# To do
Lines in the following data that contain the string "Analisis" are to be counted. Report only their number.

# Input

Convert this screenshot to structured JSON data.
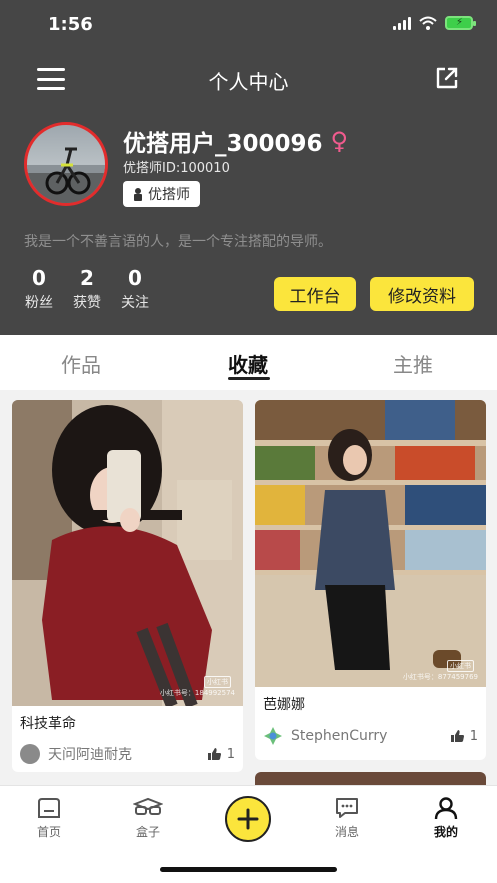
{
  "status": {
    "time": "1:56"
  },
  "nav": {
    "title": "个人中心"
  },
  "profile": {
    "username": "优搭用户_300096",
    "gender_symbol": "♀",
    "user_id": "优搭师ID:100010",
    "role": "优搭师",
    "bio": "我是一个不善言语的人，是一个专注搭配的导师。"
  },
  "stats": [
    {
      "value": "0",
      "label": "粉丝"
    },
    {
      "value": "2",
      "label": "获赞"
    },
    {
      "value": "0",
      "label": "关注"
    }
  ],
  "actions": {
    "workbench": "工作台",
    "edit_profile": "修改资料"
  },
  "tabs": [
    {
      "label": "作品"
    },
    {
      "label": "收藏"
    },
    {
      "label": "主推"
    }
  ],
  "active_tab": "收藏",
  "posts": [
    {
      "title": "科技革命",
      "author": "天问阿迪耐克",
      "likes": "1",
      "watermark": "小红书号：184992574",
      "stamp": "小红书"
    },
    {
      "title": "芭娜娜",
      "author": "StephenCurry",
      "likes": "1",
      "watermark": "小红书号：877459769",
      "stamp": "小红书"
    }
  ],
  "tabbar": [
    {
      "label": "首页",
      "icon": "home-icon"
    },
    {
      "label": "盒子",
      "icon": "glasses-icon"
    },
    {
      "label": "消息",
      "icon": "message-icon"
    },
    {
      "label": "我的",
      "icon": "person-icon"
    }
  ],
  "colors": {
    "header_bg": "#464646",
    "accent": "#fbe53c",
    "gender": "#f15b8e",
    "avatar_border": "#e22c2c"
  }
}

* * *

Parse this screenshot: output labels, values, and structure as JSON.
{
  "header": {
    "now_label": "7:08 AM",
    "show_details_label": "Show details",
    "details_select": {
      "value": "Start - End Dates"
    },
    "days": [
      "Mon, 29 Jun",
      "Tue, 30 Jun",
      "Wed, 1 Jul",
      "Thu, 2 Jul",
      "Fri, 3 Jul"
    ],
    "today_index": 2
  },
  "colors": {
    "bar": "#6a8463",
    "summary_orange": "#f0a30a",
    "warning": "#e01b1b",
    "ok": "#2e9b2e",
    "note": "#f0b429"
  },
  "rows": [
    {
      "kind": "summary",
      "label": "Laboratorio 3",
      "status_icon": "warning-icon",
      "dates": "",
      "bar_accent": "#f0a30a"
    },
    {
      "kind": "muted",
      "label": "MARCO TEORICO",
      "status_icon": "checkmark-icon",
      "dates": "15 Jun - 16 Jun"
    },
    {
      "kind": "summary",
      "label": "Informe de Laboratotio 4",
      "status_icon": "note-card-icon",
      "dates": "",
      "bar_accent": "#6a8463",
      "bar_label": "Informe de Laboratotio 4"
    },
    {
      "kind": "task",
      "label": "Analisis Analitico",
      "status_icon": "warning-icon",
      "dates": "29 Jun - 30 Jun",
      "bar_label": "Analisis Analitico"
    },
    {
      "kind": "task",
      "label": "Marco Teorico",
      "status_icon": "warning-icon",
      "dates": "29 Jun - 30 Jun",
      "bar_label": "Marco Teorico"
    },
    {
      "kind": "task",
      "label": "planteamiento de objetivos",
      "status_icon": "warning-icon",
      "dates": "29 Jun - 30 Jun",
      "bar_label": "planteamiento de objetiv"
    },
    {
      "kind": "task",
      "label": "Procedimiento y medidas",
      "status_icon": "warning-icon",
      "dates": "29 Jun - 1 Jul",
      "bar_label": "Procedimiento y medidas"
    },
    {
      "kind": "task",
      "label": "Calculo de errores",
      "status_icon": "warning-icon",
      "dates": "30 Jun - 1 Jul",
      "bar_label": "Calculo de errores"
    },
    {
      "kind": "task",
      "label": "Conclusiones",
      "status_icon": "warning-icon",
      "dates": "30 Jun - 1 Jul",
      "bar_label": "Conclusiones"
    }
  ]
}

# Answer to this problem
2